Repeat the records. Keep every word and mark exactly as it is.
□ □ □ □ □
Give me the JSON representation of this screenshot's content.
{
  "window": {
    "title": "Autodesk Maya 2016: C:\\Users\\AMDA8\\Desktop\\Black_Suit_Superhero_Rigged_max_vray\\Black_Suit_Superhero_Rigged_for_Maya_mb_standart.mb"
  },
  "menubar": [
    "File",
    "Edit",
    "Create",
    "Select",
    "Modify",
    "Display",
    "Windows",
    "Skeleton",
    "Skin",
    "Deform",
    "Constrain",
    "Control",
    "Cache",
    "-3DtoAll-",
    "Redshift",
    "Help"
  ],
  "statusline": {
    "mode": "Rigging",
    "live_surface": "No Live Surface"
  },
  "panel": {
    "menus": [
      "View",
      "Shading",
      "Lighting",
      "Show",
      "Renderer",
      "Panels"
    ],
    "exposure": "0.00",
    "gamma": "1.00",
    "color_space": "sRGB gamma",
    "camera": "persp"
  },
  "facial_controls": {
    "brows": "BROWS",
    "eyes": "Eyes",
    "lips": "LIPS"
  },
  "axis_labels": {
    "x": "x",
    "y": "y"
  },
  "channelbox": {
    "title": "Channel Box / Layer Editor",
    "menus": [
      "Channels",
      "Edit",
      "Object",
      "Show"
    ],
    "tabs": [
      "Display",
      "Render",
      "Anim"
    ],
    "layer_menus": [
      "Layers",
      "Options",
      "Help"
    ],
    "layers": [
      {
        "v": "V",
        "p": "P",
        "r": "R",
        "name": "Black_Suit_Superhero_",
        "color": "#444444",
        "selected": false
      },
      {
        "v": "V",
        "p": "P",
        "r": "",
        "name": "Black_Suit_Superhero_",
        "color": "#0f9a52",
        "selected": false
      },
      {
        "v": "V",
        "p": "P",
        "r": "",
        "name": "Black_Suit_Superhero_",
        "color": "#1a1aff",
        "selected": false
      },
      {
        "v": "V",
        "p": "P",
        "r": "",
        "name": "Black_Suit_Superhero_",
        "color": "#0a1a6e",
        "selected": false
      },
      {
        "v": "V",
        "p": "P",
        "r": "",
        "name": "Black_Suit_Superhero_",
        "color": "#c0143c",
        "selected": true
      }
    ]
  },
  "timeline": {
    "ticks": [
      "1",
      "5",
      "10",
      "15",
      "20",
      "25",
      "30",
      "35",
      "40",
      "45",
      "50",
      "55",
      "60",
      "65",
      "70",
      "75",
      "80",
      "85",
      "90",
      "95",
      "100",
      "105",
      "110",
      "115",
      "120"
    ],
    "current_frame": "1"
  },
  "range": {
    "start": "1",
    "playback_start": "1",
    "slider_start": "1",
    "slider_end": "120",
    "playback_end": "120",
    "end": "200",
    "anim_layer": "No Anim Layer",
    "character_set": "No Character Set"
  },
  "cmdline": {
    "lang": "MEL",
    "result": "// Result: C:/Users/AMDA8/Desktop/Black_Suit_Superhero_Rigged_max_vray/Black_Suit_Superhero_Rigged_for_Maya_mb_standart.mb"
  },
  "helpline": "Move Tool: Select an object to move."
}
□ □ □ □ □
Worked solution:
Give me the JSON representation of this screenshot's content.
{
  "window": {
    "title": "Autodesk Maya 2016: C:\\Users\\AMDA8\\Desktop\\Black_Suit_Superhero_Rigged_max_vray\\Black_Suit_Superhero_Rigged_for_Maya_mb_standart.mb"
  },
  "menubar": [
    "File",
    "Edit",
    "Create",
    "Select",
    "Modify",
    "Display",
    "Windows",
    "Skeleton",
    "Skin",
    "Deform",
    "Constrain",
    "Control",
    "Cache",
    "-3DtoAll-",
    "Redshift",
    "Help"
  ],
  "statusline": {
    "mode": "Rigging",
    "live_surface": "No Live Surface"
  },
  "panel": {
    "menus": [
      "View",
      "Shading",
      "Lighting",
      "Show",
      "Renderer",
      "Panels"
    ],
    "exposure": "0.00",
    "gamma": "1.00",
    "color_space": "sRGB gamma",
    "camera": "persp"
  },
  "facial_controls": {
    "brows": "BROWS",
    "eyes": "Eyes",
    "lips": "LIPS"
  },
  "axis_labels": {
    "x": "x",
    "y": "y"
  },
  "channelbox": {
    "title": "Channel Box / Layer Editor",
    "menus": [
      "Channels",
      "Edit",
      "Object",
      "Show"
    ],
    "tabs": [
      "Display",
      "Render",
      "Anim"
    ],
    "layer_menus": [
      "Layers",
      "Options",
      "Help"
    ],
    "layers": [
      {
        "v": "V",
        "p": "P",
        "r": "R",
        "name": "Black_Suit_Superhero_",
        "color": "#444444",
        "selected": false
      },
      {
        "v": "V",
        "p": "P",
        "r": "",
        "name": "Black_Suit_Superhero_",
        "color": "#0f9a52",
        "selected": false
      },
      {
        "v": "V",
        "p": "P",
        "r": "",
        "name": "Black_Suit_Superhero_",
        "color": "#1a1aff",
        "selected": false
      },
      {
        "v": "V",
        "p": "P",
        "r": "",
        "name": "Black_Suit_Superhero_",
        "color": "#0a1a6e",
        "selected": false
      },
      {
        "v": "V",
        "p": "P",
        "r": "",
        "name": "Black_Suit_Superhero_",
        "color": "#c0143c",
        "selected": true
      }
    ]
  },
  "timeline": {
    "ticks": [
      "1",
      "5",
      "10",
      "15",
      "20",
      "25",
      "30",
      "35",
      "40",
      "45",
      "50",
      "55",
      "60",
      "65",
      "70",
      "75",
      "80",
      "85",
      "90",
      "95",
      "100",
      "105",
      "110",
      "115",
      "120"
    ],
    "current_frame": "1"
  },
  "range": {
    "start": "1",
    "playback_start": "1",
    "slider_start": "1",
    "slider_end": "120",
    "playback_end": "120",
    "end": "200",
    "anim_layer": "No Anim Layer",
    "character_set": "No Character Set"
  },
  "cmdline": {
    "lang": "MEL",
    "result": "// Result: C:/Users/AMDA8/Desktop/Black_Suit_Superhero_Rigged_max_vray/Black_Suit_Superhero_Rigged_for_Maya_mb_standart.mb"
  },
  "helpline": "Move Tool: Select an object to move."
}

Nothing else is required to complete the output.